Now, my final brush is just a little favourite of mine – it’s definitely a non-essential, but this also depends on how serious you are about eyeshadow. My favourite feature is definitely my eyes, and I enjoy trying out some different looks, and spending some time on my eye makeup. So, for someone like myself, I think this is worth it. For someone who doesn’t own a single brush, then this is definitely not necessary, and not something I recommend early on. This is another firm-hair brush – but angled like a pencil, as the name suggests. I generally use this on my inner corner, or when I’m doing a really heavy smokey eye, and want to go back towards the inner corner with some lighter shades. It’s precision is amazing – holds product beautifully, and really gets into those smaller spots. I don’t often apply eyeshadow under my bottom lash line, but if I ever do feel compelled, this is the brush for it. I’ve tried the 215 Medium Shader brush for the bottom lash line as well, but that is just too firmly packed for my liking. I have extremely sensitive eyes, so the 219 Pencil Brush has just the right amount of packing to reduce product fall, but still soft enough to use on the more sensitive parts of my eye. I haven’t even investigated any dupes from another other brands, but I’ll keep my eyes peeled to see if there any worthy companions. To be honest, this was a USA request from a friend a few years ago, which is why I frivolously got the MAC version without looking for any cheaper options. Let me know if you’ve seen anything like it.
RRP: $45.00

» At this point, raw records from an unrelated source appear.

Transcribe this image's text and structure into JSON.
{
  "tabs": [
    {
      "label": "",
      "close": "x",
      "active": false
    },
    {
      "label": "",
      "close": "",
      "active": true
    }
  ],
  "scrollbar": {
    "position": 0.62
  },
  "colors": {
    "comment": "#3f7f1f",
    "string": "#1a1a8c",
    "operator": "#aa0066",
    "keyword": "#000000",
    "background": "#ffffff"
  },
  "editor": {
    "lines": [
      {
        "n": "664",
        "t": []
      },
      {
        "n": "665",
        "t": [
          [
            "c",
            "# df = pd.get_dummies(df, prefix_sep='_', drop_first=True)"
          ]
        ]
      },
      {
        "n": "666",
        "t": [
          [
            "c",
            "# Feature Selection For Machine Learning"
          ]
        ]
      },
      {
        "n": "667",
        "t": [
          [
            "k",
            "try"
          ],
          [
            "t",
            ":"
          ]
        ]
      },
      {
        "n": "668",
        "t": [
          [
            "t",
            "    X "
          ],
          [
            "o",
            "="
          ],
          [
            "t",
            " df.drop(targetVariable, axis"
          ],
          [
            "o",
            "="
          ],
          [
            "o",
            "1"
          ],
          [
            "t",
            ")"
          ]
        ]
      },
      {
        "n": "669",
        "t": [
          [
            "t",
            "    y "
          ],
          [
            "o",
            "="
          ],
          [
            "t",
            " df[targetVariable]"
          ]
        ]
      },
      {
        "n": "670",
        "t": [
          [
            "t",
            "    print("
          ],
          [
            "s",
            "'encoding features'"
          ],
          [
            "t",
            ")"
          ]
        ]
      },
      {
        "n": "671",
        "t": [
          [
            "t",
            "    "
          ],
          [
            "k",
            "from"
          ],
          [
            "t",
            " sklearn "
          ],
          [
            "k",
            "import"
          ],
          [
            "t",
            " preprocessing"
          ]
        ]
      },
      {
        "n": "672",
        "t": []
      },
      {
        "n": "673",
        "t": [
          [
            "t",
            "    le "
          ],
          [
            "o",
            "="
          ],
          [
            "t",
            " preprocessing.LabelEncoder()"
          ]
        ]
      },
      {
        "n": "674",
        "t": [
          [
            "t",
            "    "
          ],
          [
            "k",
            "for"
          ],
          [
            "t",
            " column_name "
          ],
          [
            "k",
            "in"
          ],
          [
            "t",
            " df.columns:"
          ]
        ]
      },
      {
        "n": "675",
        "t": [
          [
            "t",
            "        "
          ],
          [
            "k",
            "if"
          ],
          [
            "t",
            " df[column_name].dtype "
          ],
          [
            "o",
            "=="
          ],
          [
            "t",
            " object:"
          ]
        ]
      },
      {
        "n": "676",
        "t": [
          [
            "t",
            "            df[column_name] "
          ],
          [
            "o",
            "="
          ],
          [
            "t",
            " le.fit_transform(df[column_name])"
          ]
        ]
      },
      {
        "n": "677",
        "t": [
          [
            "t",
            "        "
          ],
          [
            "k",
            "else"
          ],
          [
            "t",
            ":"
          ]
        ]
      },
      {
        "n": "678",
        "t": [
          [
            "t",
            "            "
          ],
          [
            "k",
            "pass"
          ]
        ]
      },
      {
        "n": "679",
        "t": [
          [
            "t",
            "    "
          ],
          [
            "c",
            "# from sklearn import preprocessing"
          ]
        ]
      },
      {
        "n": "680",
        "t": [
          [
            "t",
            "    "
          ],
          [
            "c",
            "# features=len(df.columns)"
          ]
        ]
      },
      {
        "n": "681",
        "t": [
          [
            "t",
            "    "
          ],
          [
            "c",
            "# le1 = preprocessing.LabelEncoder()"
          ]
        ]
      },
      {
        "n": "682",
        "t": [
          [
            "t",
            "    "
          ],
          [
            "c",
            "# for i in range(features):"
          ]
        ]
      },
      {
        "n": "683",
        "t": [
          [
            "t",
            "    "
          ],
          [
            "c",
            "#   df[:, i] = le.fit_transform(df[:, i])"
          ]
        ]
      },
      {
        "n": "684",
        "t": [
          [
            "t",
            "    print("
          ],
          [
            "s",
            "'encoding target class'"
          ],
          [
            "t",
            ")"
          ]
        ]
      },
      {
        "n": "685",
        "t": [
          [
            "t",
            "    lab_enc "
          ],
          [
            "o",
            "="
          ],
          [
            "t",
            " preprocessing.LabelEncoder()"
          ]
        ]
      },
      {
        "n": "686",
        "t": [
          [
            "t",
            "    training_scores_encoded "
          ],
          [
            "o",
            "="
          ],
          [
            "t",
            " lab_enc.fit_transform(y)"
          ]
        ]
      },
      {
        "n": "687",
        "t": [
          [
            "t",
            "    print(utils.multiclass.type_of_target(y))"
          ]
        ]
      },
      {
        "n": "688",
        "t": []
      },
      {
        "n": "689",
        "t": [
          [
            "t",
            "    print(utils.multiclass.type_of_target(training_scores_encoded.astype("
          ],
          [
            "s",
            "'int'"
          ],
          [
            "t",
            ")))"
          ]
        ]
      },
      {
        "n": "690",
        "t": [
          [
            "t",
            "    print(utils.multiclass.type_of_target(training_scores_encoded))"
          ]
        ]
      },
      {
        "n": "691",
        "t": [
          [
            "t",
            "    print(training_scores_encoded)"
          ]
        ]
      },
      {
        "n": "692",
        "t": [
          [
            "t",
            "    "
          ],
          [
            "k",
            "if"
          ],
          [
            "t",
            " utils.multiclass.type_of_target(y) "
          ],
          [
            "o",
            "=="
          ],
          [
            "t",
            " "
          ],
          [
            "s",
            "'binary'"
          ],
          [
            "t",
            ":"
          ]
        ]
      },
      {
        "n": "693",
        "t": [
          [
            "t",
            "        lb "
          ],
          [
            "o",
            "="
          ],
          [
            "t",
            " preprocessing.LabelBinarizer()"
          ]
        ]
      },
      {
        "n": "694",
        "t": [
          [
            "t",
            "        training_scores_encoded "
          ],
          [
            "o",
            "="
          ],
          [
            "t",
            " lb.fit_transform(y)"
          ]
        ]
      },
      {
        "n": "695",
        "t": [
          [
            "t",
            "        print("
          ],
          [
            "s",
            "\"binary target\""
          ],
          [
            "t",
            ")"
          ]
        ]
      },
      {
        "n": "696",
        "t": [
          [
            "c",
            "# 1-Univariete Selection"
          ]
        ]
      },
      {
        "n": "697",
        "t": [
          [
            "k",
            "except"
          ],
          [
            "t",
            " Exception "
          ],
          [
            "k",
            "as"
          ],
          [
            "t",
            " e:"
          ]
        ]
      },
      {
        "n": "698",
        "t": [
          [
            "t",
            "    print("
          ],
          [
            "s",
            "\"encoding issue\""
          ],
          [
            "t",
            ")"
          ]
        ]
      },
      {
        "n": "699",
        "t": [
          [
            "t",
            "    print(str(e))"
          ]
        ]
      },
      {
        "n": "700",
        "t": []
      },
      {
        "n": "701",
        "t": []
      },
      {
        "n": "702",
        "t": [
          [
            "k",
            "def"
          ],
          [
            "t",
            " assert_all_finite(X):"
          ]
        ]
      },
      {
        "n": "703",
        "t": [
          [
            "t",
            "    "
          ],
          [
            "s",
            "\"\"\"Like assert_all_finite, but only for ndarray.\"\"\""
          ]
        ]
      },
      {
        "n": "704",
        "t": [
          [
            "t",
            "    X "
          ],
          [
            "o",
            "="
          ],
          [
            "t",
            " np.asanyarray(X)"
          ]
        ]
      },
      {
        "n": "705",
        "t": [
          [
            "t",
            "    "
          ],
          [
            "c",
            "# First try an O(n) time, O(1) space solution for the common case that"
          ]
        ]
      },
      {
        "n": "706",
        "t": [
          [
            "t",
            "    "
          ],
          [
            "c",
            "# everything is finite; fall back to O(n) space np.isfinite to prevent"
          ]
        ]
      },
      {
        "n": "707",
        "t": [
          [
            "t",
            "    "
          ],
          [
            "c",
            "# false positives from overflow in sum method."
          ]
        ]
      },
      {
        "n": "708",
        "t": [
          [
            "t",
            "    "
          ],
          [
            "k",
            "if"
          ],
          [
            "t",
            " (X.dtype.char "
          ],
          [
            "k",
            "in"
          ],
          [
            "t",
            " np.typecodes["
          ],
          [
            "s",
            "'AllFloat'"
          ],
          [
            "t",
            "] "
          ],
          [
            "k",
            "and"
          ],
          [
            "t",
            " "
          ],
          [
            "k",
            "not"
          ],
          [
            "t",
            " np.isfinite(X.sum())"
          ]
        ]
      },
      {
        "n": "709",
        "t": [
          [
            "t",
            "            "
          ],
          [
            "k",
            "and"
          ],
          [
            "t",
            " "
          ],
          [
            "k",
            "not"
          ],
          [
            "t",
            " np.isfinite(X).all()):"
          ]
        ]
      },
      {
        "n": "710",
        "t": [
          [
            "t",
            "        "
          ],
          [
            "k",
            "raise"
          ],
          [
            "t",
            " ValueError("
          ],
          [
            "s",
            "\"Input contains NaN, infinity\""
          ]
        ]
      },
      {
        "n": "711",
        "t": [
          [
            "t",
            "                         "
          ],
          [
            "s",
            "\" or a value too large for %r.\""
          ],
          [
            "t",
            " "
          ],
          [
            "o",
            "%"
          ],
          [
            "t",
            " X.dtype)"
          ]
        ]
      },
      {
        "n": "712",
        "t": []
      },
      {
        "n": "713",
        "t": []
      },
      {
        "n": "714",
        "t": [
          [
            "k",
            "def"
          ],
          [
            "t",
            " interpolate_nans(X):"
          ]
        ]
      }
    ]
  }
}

All MAC products are available at MAC stores and counters (located within Myer) across Australia. They also have an online store which has free shipping for >$100.00 order (and often have >$50.00 free shipping specials).

Thanks for reading the first part of my brush collection series. I did forewarn you that the prices may make you extremely angry, but I feel minimal guilt with MAC brushes. They should last you easily over 10 years, you will start using them every time you want to apply eyeshadow, and you’ll be shocked at what a difference they can make to your final look.

Until next time, readers…

*Disclaimer: Please note that I am not a professional makeup artist – just a simple lover of products. I am merely giving my thoughts and opinions on makeup brushes for the average citizen, as a fellow average citizen.

(All photos in this post courtesy of Google Images)